As for the software, the G3 runs a build of Android 4.4.2 with OEM modifications. The modifications are actually pretty good too. There's very little to offend the eye and LG's ROM is fast. The on-screen navigation buttons are finally in the correct arrangement and the notification shade can be stripped down to a Nexus level of cleanliness. LG's launcher isn't the best I've seen and I wish someone would decide if LG's UI is supposed to have round things or square things. Right now it's a mix of both.

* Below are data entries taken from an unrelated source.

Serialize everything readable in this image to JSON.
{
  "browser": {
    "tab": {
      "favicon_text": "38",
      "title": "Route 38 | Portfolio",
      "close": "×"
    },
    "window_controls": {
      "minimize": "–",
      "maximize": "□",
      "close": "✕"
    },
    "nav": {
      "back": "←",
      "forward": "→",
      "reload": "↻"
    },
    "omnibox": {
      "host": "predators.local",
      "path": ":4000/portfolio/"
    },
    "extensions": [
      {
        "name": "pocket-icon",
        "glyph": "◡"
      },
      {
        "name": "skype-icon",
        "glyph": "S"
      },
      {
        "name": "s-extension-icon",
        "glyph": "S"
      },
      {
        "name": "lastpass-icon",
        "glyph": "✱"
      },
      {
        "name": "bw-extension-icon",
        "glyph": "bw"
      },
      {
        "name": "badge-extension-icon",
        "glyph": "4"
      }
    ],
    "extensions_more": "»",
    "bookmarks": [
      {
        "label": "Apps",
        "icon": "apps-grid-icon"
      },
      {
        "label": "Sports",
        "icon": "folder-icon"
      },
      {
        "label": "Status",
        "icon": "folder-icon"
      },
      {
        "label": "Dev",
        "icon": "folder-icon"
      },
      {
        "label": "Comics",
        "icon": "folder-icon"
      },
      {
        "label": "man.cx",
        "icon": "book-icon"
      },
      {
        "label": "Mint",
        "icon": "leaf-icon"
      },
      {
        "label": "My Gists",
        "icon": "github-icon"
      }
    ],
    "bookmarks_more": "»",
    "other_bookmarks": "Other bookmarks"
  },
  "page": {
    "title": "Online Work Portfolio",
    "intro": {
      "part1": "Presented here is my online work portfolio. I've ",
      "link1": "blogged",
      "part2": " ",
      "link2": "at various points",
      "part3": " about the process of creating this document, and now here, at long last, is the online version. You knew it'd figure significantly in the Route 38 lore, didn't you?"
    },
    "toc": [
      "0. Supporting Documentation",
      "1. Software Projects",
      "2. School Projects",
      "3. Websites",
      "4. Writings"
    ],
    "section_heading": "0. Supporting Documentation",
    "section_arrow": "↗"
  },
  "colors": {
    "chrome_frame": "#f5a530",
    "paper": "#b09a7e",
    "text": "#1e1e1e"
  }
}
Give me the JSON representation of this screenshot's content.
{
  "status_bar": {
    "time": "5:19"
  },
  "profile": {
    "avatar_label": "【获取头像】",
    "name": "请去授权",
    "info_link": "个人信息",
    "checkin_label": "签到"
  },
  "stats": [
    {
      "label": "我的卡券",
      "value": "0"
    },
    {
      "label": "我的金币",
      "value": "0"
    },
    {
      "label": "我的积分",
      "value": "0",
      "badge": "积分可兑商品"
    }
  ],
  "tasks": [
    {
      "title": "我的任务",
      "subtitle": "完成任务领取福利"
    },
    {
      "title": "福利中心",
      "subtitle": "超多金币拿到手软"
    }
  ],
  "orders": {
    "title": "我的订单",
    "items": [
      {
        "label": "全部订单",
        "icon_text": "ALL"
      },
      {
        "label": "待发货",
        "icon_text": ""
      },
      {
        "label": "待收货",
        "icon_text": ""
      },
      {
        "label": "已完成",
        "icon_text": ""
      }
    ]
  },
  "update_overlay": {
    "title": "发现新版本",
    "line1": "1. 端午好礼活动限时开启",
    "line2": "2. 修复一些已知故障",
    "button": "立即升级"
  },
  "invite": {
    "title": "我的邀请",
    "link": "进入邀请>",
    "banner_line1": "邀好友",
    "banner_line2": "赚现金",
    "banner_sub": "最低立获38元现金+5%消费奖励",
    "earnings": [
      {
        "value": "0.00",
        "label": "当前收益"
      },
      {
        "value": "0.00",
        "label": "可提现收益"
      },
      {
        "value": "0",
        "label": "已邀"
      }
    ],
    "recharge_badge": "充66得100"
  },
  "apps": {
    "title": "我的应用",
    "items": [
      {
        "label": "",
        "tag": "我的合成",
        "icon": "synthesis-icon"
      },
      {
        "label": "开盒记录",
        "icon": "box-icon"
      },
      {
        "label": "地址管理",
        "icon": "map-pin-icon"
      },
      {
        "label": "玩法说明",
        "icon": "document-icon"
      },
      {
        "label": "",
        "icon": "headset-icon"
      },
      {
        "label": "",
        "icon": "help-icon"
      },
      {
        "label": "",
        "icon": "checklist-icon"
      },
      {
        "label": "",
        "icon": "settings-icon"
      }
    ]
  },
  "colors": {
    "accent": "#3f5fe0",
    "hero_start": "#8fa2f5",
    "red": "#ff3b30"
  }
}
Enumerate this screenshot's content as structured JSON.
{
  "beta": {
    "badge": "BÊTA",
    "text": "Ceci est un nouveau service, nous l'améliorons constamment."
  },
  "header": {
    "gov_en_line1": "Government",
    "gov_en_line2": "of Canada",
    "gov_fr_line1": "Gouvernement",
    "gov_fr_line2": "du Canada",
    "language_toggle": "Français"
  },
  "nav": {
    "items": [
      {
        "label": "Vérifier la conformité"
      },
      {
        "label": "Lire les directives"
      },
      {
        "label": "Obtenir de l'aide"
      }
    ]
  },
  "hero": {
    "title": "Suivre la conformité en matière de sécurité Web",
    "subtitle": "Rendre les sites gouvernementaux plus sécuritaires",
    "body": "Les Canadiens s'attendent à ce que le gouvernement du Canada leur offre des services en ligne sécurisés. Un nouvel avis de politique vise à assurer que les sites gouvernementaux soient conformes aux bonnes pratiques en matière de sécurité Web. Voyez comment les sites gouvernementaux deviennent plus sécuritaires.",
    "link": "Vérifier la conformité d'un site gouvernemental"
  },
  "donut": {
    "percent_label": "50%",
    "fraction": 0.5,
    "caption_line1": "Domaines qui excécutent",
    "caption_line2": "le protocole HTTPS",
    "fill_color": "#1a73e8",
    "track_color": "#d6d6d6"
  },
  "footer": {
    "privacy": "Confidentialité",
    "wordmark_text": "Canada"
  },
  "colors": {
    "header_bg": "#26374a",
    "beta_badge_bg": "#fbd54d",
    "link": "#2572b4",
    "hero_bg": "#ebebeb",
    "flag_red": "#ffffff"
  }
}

The single biggest difference between the G3 and the Nexus 5 is that LG and Sprint have to handle the OTA updates for the G3. The Nexus 5, even if you buy it through Sprint, gets updates right from the source. There's nothing wrong with KitKat on the G3, but you'll want Android L on it come this fall. Like most new devices, this one will run you $200 on contract.

And on to the Nexus 5, which is still a great phone, despite its age. I quite like the soft touch material the makes up most of the N5's casing, but some link it feels cheap. Either way, it's very comfortable to hold and feels solid. This is an LG phone, but it lacks all of LG's favorite hardware quirks like the rear-facing buttons and high-end camera sensors. the Nexus 5 gets by with its 8MP shooter, but it's really just okay.

Inside is a Snapdragon 800, 2GB of RAM, and 16GB of storage without a microSD slot. The non-removable 2300mAh battery makes it through about one day of use, but the G3 has insane standby time. Even with the larger cell, though, the G3 is only a little better in terms of screen on time (it's the cost of having a 1440p screen). The Nexus 5 is overall a very fast device. The N5's 5-inch 1080p LCD is very crisp and accurate colors, but it's fairly average these days.

The software is where a Nexus truly shines. You get updates directly from Google, there's no carrier bloat, and the interface is very consistent. Google has made big strides in interface and usability in the last few iterations of Android. The stock build is a little light on features, but it's incredibly fast and reliable.

The N5 is definitely getting old, but it's still your best bet if having the latest and greatest is important to you. The G3 might have a higher-resolution screen and more RAM, but only the Nexus 5 is going to have Android L right away. This is a $100 device on Sprint right now, but you should really get it from Google if possible You avoid the contract and it's only $349, which is cheap for an unlocked device.

I suppose the Nexus 5 is still the best overall pick on Sprint, but the LG G3 is very close behind. Basically, if you want to take nicer pictures, the G3 is the way to go.